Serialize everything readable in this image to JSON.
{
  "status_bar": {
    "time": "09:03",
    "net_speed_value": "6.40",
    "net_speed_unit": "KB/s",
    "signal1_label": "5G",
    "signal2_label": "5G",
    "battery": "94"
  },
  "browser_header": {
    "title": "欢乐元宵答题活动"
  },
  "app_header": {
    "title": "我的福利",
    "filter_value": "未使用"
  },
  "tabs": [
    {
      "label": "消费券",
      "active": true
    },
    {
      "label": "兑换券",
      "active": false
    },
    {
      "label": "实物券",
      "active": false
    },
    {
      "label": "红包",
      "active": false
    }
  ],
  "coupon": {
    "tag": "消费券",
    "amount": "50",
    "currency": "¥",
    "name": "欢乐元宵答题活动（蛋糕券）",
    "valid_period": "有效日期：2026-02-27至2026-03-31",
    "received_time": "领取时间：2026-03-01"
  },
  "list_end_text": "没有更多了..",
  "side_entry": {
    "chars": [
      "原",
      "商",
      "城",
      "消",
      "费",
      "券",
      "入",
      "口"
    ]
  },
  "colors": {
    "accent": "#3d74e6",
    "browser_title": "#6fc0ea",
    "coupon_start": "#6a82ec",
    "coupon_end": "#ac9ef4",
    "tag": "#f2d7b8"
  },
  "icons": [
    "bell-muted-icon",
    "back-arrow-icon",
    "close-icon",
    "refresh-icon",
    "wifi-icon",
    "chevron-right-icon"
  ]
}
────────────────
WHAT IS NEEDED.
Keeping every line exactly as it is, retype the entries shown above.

ANSWER.
Serialize everything readable in this image to JSON.
{
  "status_bar": {
    "time": "09:03",
    "net_speed_value": "6.40",
    "net_speed_unit": "KB/s",
    "signal1_label": "5G",
    "signal2_label": "5G",
    "battery": "94"
  },
  "browser_header": {
    "title": "欢乐元宵答题活动"
  },
  "app_header": {
    "title": "我的福利",
    "filter_value": "未使用"
  },
  "tabs": [
    {
      "label": "消费券",
      "active": true
    },
    {
      "label": "兑换券",
      "active": false
    },
    {
      "label": "实物券",
      "active": false
    },
    {
      "label": "红包",
      "active": false
    }
  ],
  "coupon": {
    "tag": "消费券",
    "amount": "50",
    "currency": "¥",
    "name": "欢乐元宵答题活动（蛋糕券）",
    "valid_period": "有效日期：2026-02-27至2026-03-31",
    "received_time": "领取时间：2026-03-01"
  },
  "list_end_text": "没有更多了..",
  "side_entry": {
    "chars": [
      "原",
      "商",
      "城",
      "消",
      "费",
      "券",
      "入",
      "口"
    ]
  },
  "colors": {
    "accent": "#3d74e6",
    "browser_title": "#6fc0ea",
    "coupon_start": "#6a82ec",
    "coupon_end": "#ac9ef4",
    "tag": "#f2d7b8"
  },
  "icons": [
    "bell-muted-icon",
    "back-arrow-icon",
    "close-icon",
    "refresh-icon",
    "wifi-icon",
    "chevron-right-icon"
  ]
}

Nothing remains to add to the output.